  • Excerpts from TED.com
  • Screened at TEDxDirigo – 10/10/10

The Internet doesn’t need your ‘great idea’ /@TheNextWeb

“Great ideas. That is what we are all after isn’t it? That one spark that leads to an empire, money and power? Well, I’ve got news for you. Ideas are yesterdays news. Passé. Done. Last century…. The difference between a nice idea and a very successful idea has always been execution, timing and a large dose of luck….

thrived more because of their long-term vision and attention to details and less because they had his single, cool and innovative, idea. Twitter wasn’t just a good idea either. In fact, most people at the time agreed it wasn’t much of an idea at all.

“I spoke to one of the early investors recently who told me ‘nobody saw it coming. We invested in Evan Williams because we believed in him as an entrepreneur and he only needed a small sum of money. But we all hoped he would quickly transform his service into something entirely different’. What Twitter did have was a working prototype, that people liked to use. And that is really all you need.”

How to grow a collaborative learning community by Josh Little

“Imagine your workplace as an award-winning garden — a place where you nurture knowledge and success. A place where people grow and learn from one another by sharing best practices. A place where training content expands and improves through crowdsourcing. A place that’s self-sustaining, dynamic, and always fresh….

“In the world of traditional hierarchy, people hoard knowledge and shun openness. The world is going open source, but that doesn’t mean every organization’s culture is open-sourced. New ideas and systems need nurturing. Growing a healthy learning community is a lot like growing a healthy garden.”

The movement for open government software

“Code for America was founded to help the brightest minds of the Web 2.0 generation transform city governments. Cities are under greater pressure than ever, struggling with budget cuts and outdated technology. What if, instead of cutting services or raising taxes, cities could leverage the power of the web to become more efficient, transparent, and participatory?”

“Information is the currency of democracy, yet in our Information Age, the average citizen is deeply disconnected from civic life. Governments spend tens of billions each year on information management, but much of that data is locked away in proprietary systems. Newspapers once fed civic engagement, but mainstream journalism is crumbling. And cities sharing the same challenges — from education to transportation — are stuck finding solutions on their own, often the aid of peer and citizen expertise.

“OpenPlans is a non-profit technology organization focused on civic engagement and open government. We use journalism and open source software to turn data into accessible, useful information. This work engages the average person in shaping their community.”
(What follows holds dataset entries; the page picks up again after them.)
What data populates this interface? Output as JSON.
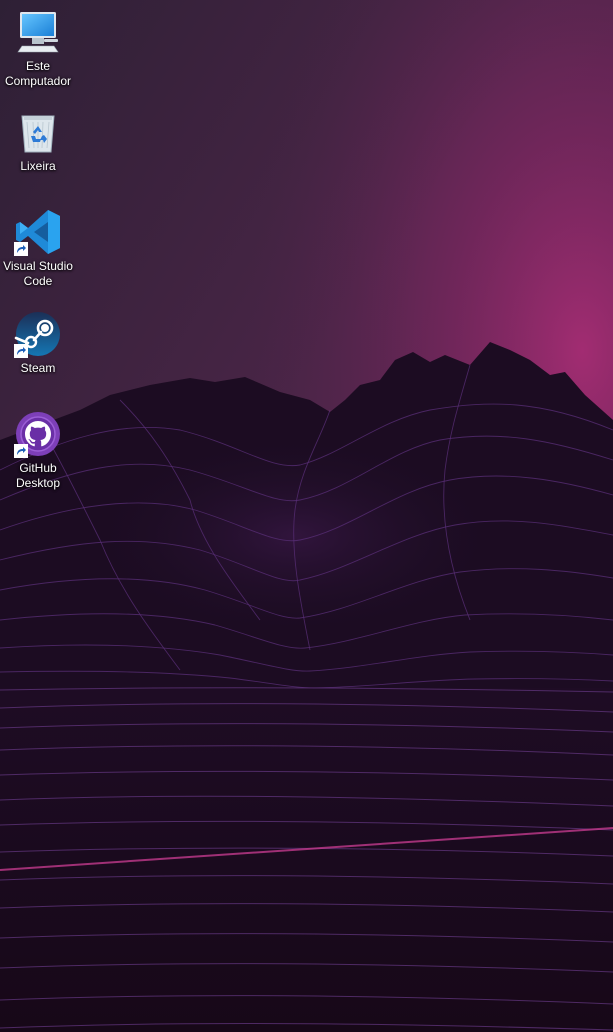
{
  "desktop": {
    "wallpaper": {
      "sky_top": "#3a2440",
      "sky_glow": "#8a2d6a",
      "mountain_fill": "#1b0d22",
      "grid_line": "#6a3a8f",
      "horizon_accent": "#c03a8c"
    },
    "icons": [
      {
        "label": "Este Computador",
        "icon": "computer-icon",
        "shortcut": false
      },
      {
        "label": "Lixeira",
        "icon": "recycle-bin-icon",
        "shortcut": false
      },
      {
        "label": "Visual Studio Code",
        "icon": "vscode-icon",
        "shortcut": true
      },
      {
        "label": "Steam",
        "icon": "steam-icon",
        "shortcut": true
      },
      {
        "label": "GitHub Desktop",
        "icon": "github-desktop-icon",
        "shortcut": true
      }
    ]
  }
}
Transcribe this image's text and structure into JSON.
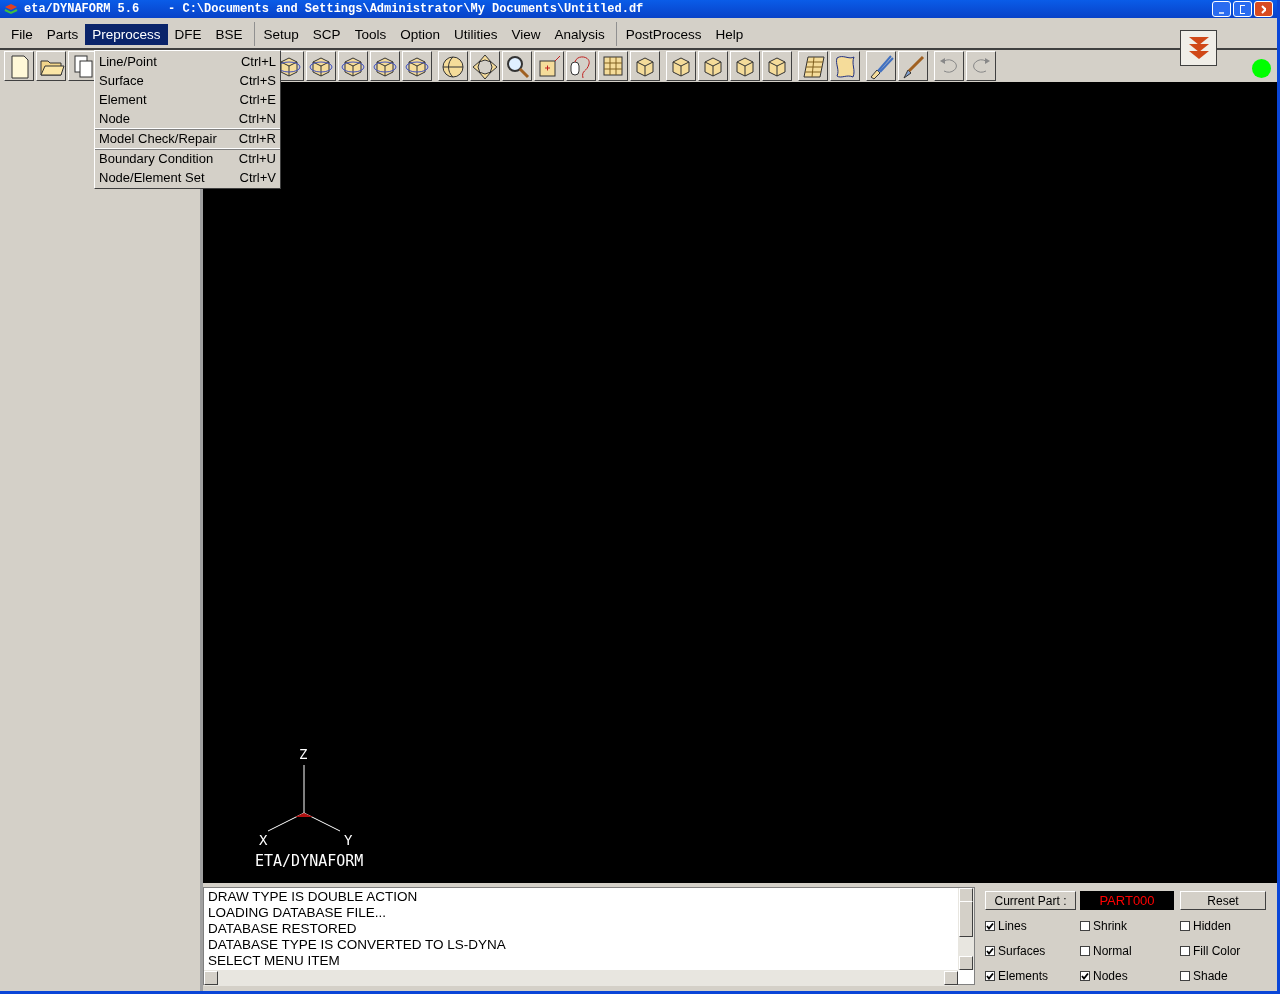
{
  "window": {
    "title": "eta/DYNAFORM 5.6    - C:\\Documents and Settings\\Administrator\\My Documents\\Untitled.df"
  },
  "menu_groups": [
    [
      {
        "label": "File",
        "selected": false
      },
      {
        "label": "Parts",
        "selected": false
      },
      {
        "label": "Preprocess",
        "selected": true
      },
      {
        "label": "DFE",
        "selected": false
      },
      {
        "label": "BSE",
        "selected": false
      }
    ],
    [
      {
        "label": "Setup",
        "selected": false
      },
      {
        "label": "SCP",
        "selected": false
      },
      {
        "label": "Tools",
        "selected": false
      },
      {
        "label": "Option",
        "selected": false
      },
      {
        "label": "Utilities",
        "selected": false
      },
      {
        "label": "View",
        "selected": false
      },
      {
        "label": "Analysis",
        "selected": false
      }
    ],
    [
      {
        "label": "PostProcess",
        "selected": false
      },
      {
        "label": "Help",
        "selected": false
      }
    ]
  ],
  "dropdown_groups": [
    [
      {
        "label": "Line/Point",
        "shortcut": "Ctrl+L"
      },
      {
        "label": "Surface",
        "shortcut": "Ctrl+S"
      },
      {
        "label": "Element",
        "shortcut": "Ctrl+E"
      },
      {
        "label": "Node",
        "shortcut": "Ctrl+N"
      }
    ],
    [
      {
        "label": "Model Check/Repair",
        "shortcut": "Ctrl+R"
      }
    ],
    [
      {
        "label": "Boundary Condition",
        "shortcut": "Ctrl+U"
      },
      {
        "label": "Node/Element Set",
        "shortcut": "Ctrl+V"
      }
    ]
  ],
  "viewport": {
    "axes": {
      "z": "Z",
      "x": "X",
      "y": "Y"
    },
    "logo": "ETA/DYNAFORM"
  },
  "log": [
    "DRAW TYPE IS DOUBLE ACTION",
    "LOADING DATABASE FILE...",
    "DATABASE RESTORED",
    "DATABASE TYPE IS CONVERTED TO LS-DYNA",
    "SELECT MENU ITEM"
  ],
  "display_panel": {
    "current_part_button": "Current Part :",
    "current_part": "PART000",
    "reset_button": "Reset",
    "options": [
      {
        "label": "Lines",
        "checked": true
      },
      {
        "label": "Shrink",
        "checked": false
      },
      {
        "label": "Hidden",
        "checked": false
      },
      {
        "label": "Surfaces",
        "checked": true
      },
      {
        "label": "Normal",
        "checked": false
      },
      {
        "label": "Fill Color",
        "checked": false
      },
      {
        "label": "Elements",
        "checked": true
      },
      {
        "label": "Nodes",
        "checked": true
      },
      {
        "label": "Shade",
        "checked": false
      }
    ]
  }
}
“As public sector budgets continue to shrink across the country, a consortium of public and non-profit organizations today launched a new effort to reduce government IT costs. Civic Commons is a new public-private partnership that will help governments share software they have developed, eliminating countless duplicative software development efforts and accelerating the spread of innovation across the country.”
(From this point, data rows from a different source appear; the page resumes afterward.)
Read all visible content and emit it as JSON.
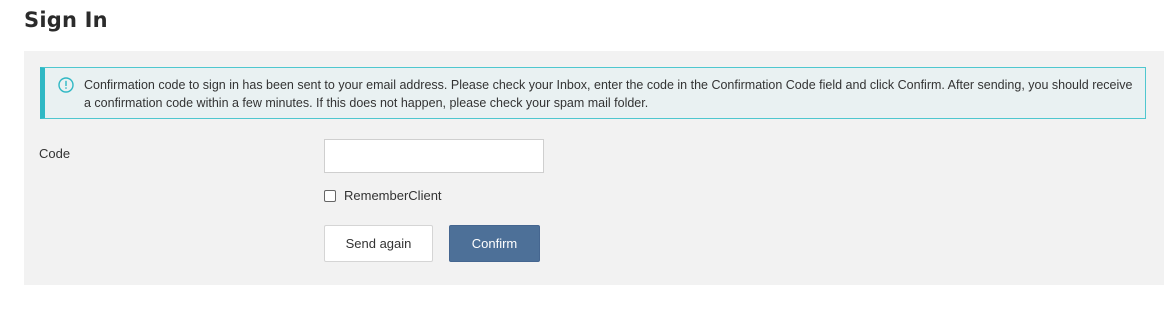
{
  "page": {
    "title": "Sign In"
  },
  "alert": {
    "icon": "info-circle-icon",
    "message": "Confirmation code to sign in has been sent to your email address. Please check your Inbox, enter the code in the Confirmation Code field and click Confirm. After sending, you should receive a confirmation code within a few minutes. If this does not happen, please check your spam mail folder.",
    "border_color": "#4fc7cf",
    "accent_color": "#2fb8c4"
  },
  "form": {
    "code_label": "Code",
    "code_value": "",
    "remember_label": "RememberClient",
    "remember_checked": false
  },
  "buttons": {
    "send_again_label": "Send again",
    "confirm_label": "Confirm",
    "confirm_color": "#4d7098"
  }
}
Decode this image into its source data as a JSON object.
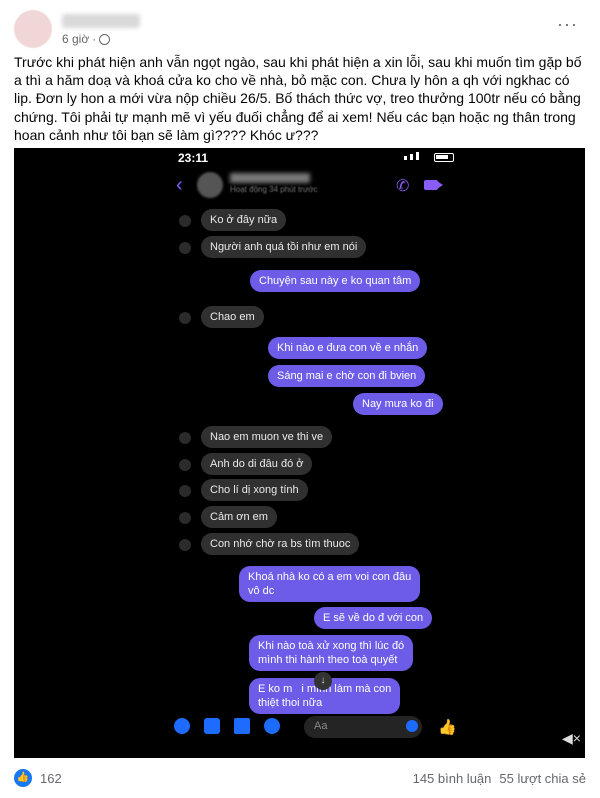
{
  "post": {
    "time": "6 giờ",
    "text": "Trước khi phát hiện anh vẫn ngọt ngào, sau khi phát hiện a xin lỗi, sau khi muốn tìm gặp bố a thì a hăm doạ và khoá cửa ko cho về nhà, bỏ mặc con. Chưa ly hôn a qh với ngkhac có lip. Đơn ly hon a mới vừa nộp chiều 26/5. Bố thách thức vợ, treo thưởng 100tr nếu có bằng chứng. Tôi phải tự mạnh mẽ vì yếu đuối chẳng để ai xem! Nếu các bạn hoặc ng thân trong hoan cảnh như tôi bạn sẽ làm gì???? Khóc ư???",
    "more_label": "···"
  },
  "screenshot": {
    "status_time": "23:11",
    "contact_status": "Hoạt động 34 phút trước",
    "messages": [
      {
        "dir": "in",
        "text": "Ko ở đây nữa"
      },
      {
        "dir": "in",
        "text": "Người anh quá tồi như em nói"
      },
      {
        "dir": "out",
        "text": "Chuyện sau này e ko quan tâm"
      },
      {
        "dir": "in",
        "text": "Chao em"
      },
      {
        "dir": "out",
        "text": "Khi nào e đưa con về e nhắn"
      },
      {
        "dir": "out",
        "text": "Sáng mai e chờ con đi bvien"
      },
      {
        "dir": "out",
        "text": "Nay mưa ko đi"
      },
      {
        "dir": "in",
        "text": "Nao em muon ve thi ve"
      },
      {
        "dir": "in",
        "text": "Anh do di đâu đó ở"
      },
      {
        "dir": "in",
        "text": "Cho lí dị xong tính"
      },
      {
        "dir": "in",
        "text": "Cảm ơn em"
      },
      {
        "dir": "in",
        "text": "Con nhớ chờ ra bs tìm thuoc"
      },
      {
        "dir": "out",
        "text": "Khoá nhà ko có a em voi con đâu\nvô dc"
      },
      {
        "dir": "out",
        "text": "E sẽ về do đ với con"
      },
      {
        "dir": "out",
        "text": "Khi nào toà xử xong thì lúc đó\nmình thi hành theo toà quyết"
      },
      {
        "dir": "out",
        "text": "E ko m   i mình làm mà con\nthiệt thoi nữa"
      }
    ],
    "input_placeholder": "Aa"
  },
  "footer": {
    "likes": "162",
    "comments": "145 bình luận",
    "shares": "55 lượt chia sẻ"
  },
  "colors": {
    "outgoing": "#6c5ce7",
    "incoming": "#303030",
    "accent": "#1877f2"
  }
}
Gates Foundation’s new learning technology initiative

“This fall the Bill & Melinda Gates Foundation and several partners will announce a new project aimed at harnessing technology to help prepare students for college and get them to graduation. The senior program officer leading that effort is Josh Jarrett, a former software entrepreneur with a Harvard M.B.A. who joined Gates after five years with the consulting firm McKinsey & Company….

“‘What we envision is a multiyear, multiwave program, where every six to 12 months we issue a new set of challenges. And we’ll issue a set of challenges this fall around shared open-core courseware, around learning analytics, around blended learning, and around new, deeper forms of learning and engagement using interactive technologies….’

“‘If in a traditional world my faculty is my primary relationship, and maybe some of the 29 other students in the classroom, technology is starting to afford different types of relationships between the people who were two years ahead of me, who I want to emulate, or people who are professionals out in the community.'”